This morning the Supreme Court issued an order indicating that it was declining to hear an appeal of the copyright case between Oracle and Google. The appeal concerned the copyrightability of “application programming interfaces” (APIs). Oracle launched the suit against Google shortly after acquiring Sun, which held copyrights and patents on the Java computer language, in 2010. It claimed that Android infringed Java copyrights because Android replicated elements of the Java API in the Android API. (Oracle’s suit also advanced patent claims, which came up remarkably short.)
The trial court sided with Google, but the U.S. Court of Appeals for the Federal Circuit disagreed, in a May 2014 ruling discussed previously here, here, and here. Google appealed to the Supreme Court, arguing that the appellate court had incorrectly held that the system and methods of the Java API could be protected under U.S. copyright law. The U.S. Copyright Act withholds protection from any idea, procedure, process, system, or method of operation. Processes, systems, and methods are usually the domain of patent law, not copyright; courts have long noted the lack of copyright protection for interface specifications encourages interoperability across software environments.
The Supreme Court showed initial interest in the case after a January conference, when it sought the views of the U.S. Department of Justice on the matter. Speaking for the Obama Administration, the U.S. Solicitor General downplayed the case, however. In June, it advised the Supreme Court not to hear Google’s appeal, advice that the Court followed this morning.
The consequences of the decision to let the Federal Circuit ruling stand may be significant: the Federal Circuit decision parted ways with other federal courts and European law as well. Observers have already expressed concern that the lower court’s decision bodes poorly for the software industry, since copyright claims could be used to threaten the interoperability of existing programs at a time when programs and programming environments are increasingly interdependent.
It remains possible that this case and similar disputes could be still resolved in favor of the defendant by resorting to the copyright doctrine of fair use. That is, while replicating interface specifications does result in the copying of legally protected code, that copying is excused under the four-factor fair use test set out in 17 U.S.C. Sec. 107. This question will be placed before the trial court when the parties return there later this year.
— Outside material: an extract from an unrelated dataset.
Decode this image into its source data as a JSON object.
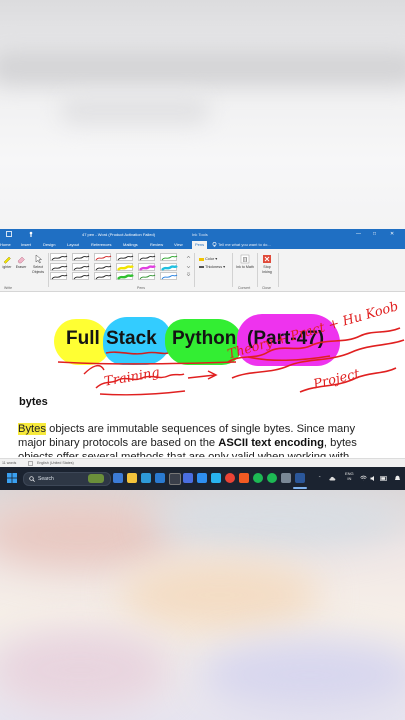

There are reasons why fair use is not an exact substitute for a limitation on copyrightable subject matter, however, including the fact that fair use is less certain and generally takes longer to litigate.
While the lower court decision left standing today is actually of limited precedential weight, the rationale that it advances and the lack of agreement among courts on this matter may encourage more software copyright litigation. The decision blurs the already amorphous line between copyrightable “expression” and unprotectable “ideas” in the software context, and announces as protectable aspects of software development that are not protected in other jurisdictions. For example, a software development startup in Europe could reasonably replicate a popular menu command tree structure found in other programs, only to find that distributing its program in the United States leads to a lawsuit. It would provide those developers little comfort to learn that they would be vindicated on fair use after a lengthy court battle if they couldn’t afford to litigate that long.